As you can see, I'm no fan of Sin City. But there's a Silver State lining to this cloud. I'm sure Hell's not nearly as
bad as Vegas.

aw, fer cute!

Things that pirates habitually do, according to my nephews' (age 3 and 4.5) version of a certain popular theme park's ride's song:

  • they tentatively schedule things
  • they fill in when Zues and/or Thor just can't be bothered
  • they take things lightly
  • they kick people
  • they capticulate
  • they refer to their comrades as "hearties"
To wit:

Yoho, Yoho, a pirate's life for me.
We pencil, we thunder
We trifle, we boot
we give up me hearties, yoho!

I just don't get them

For my job today, I got to do something that I think I could actually handle: make a book list. True, the list was for quasi-inspirational business titles, but it's still much more manageable than things like "plan an instructional session" or "help to design a display of Book of Mormon translations".

I came up with a series of titles that looked like what the instructor was after, thanks to the combination of my mad skillz using: OPACs,, google, and the reviewing canon (which is more useful, but less destructive and therefore less fun, than the reviewing cannon, where you get to shoot bad books into the air and watch them be destroyed).

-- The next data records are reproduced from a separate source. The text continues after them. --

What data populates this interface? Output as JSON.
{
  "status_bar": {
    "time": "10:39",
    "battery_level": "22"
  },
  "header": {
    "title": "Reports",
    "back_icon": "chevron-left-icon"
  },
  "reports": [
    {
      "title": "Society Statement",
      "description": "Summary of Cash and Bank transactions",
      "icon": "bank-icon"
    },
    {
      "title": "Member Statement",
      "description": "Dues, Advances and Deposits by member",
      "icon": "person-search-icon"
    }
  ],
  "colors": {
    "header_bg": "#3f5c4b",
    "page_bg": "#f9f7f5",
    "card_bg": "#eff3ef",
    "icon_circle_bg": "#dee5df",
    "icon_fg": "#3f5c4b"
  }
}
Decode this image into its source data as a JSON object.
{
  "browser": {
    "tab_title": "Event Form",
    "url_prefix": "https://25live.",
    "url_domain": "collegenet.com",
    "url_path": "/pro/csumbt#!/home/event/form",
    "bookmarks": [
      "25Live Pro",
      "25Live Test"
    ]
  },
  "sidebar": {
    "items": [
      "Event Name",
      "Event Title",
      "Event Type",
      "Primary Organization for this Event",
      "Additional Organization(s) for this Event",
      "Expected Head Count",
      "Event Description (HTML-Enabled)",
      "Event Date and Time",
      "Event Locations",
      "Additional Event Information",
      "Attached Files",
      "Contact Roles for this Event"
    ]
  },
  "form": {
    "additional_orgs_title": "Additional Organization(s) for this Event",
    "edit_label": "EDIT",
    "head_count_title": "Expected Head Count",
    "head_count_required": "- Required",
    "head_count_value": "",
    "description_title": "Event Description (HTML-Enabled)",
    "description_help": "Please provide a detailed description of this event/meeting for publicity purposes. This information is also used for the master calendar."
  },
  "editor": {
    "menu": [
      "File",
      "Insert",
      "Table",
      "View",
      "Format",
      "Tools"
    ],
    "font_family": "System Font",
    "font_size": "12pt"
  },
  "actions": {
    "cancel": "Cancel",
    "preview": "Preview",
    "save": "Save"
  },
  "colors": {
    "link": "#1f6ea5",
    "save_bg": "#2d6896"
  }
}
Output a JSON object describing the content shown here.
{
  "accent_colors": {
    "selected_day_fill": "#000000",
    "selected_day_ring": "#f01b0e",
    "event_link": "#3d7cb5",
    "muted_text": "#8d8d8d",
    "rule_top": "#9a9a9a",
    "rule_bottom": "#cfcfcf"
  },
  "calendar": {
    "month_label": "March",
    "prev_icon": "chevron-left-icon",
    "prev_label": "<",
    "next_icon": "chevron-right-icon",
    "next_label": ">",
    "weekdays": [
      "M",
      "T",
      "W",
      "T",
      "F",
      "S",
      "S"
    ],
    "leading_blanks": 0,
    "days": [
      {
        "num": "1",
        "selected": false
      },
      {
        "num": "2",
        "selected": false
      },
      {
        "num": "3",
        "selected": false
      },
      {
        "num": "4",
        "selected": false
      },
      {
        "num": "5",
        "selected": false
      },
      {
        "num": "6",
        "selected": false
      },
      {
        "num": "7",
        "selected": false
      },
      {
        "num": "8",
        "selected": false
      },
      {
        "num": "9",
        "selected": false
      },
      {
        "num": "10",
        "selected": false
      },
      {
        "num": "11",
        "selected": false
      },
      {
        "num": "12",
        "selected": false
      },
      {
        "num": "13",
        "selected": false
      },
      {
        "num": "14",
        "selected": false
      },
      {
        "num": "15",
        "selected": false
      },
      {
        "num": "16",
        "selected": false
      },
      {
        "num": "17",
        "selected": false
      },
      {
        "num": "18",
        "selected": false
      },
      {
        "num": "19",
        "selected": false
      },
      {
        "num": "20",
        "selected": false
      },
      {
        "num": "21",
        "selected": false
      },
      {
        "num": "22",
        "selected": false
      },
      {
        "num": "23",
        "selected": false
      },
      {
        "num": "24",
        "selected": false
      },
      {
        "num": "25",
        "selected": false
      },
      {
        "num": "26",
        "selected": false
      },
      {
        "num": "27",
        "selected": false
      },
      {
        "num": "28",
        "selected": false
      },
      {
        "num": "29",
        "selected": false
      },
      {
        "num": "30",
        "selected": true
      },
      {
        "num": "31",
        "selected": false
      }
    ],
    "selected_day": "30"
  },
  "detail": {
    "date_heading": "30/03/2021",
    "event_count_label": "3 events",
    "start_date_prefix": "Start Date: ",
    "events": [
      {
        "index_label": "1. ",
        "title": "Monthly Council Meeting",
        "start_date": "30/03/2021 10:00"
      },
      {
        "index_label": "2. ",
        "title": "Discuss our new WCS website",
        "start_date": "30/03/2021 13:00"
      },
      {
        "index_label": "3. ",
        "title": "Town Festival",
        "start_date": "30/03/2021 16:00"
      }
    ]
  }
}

In my searches, I came across a philosophy book entitled On Bullshit. The title caught my attention, but I stuck around after reading the reviews. If the public library here didn't have a draconian 10-item limit on holds, it'd be in my queue. One reviewer on amazon, however, took issue with the title, apparently:

Although Mr Frankfart writes with clarity on a most unsavory topic, as a teetotalling, non-smoking Southern Evangelical born-again Christian, I strongly object to this book's vulgar, unbiblical title. I know of no televangelist who would utter such an expression, except perhaps Benny Hinn in a moment of justified righteous indignation when preaching about Catholics or caterers who forget to load smoked salmon aboard his private jet. On a positive note, however, it is reassuring to see that Amazon, in its role as a vocabulary vigilante, does not permit reviewers to write bu lls hit in their comments. Such a breach of propriety would be impossible. WWTeD (What Would Televangelists Do) the new WWJD? And what makes them some barometer of goodness? I mean, I guess I have issues with the whole "send us money for your sins" thing (unless it's theologically grounded in the treasure of merit a la pre-Council of Trent Catholicism), but regardless, televangelists, as a group, are probably not the best examples in the world. At least not for fashion, health, political philosophy, child-raising, or Christian living. Other than those areas...they may be onto something...

Speaking of unfortunate book reviews, Entertainment Weekly gave On Chesil Beach, the latest Ian McEwan an A grade. However, from the choice of quotes, it did sound like the reviewer read about 1/3 the book and then read other reviews to fill in the gaps. The book, which I bought in Canada prior to the US release date, was good but not A-worthy. I'm just a prude, I suppose, and was put off by the graphic depictions of the bedroom encounter. Sure, I was left disgusted with the male main character (who I sincerely hope was not meant to be sympathetic) but I could have read all sorts of books to feel that. McEwan, it appears, is one of those novelists who can write good books but only has one great book in him (cf Michael Cunningham). More's the pity.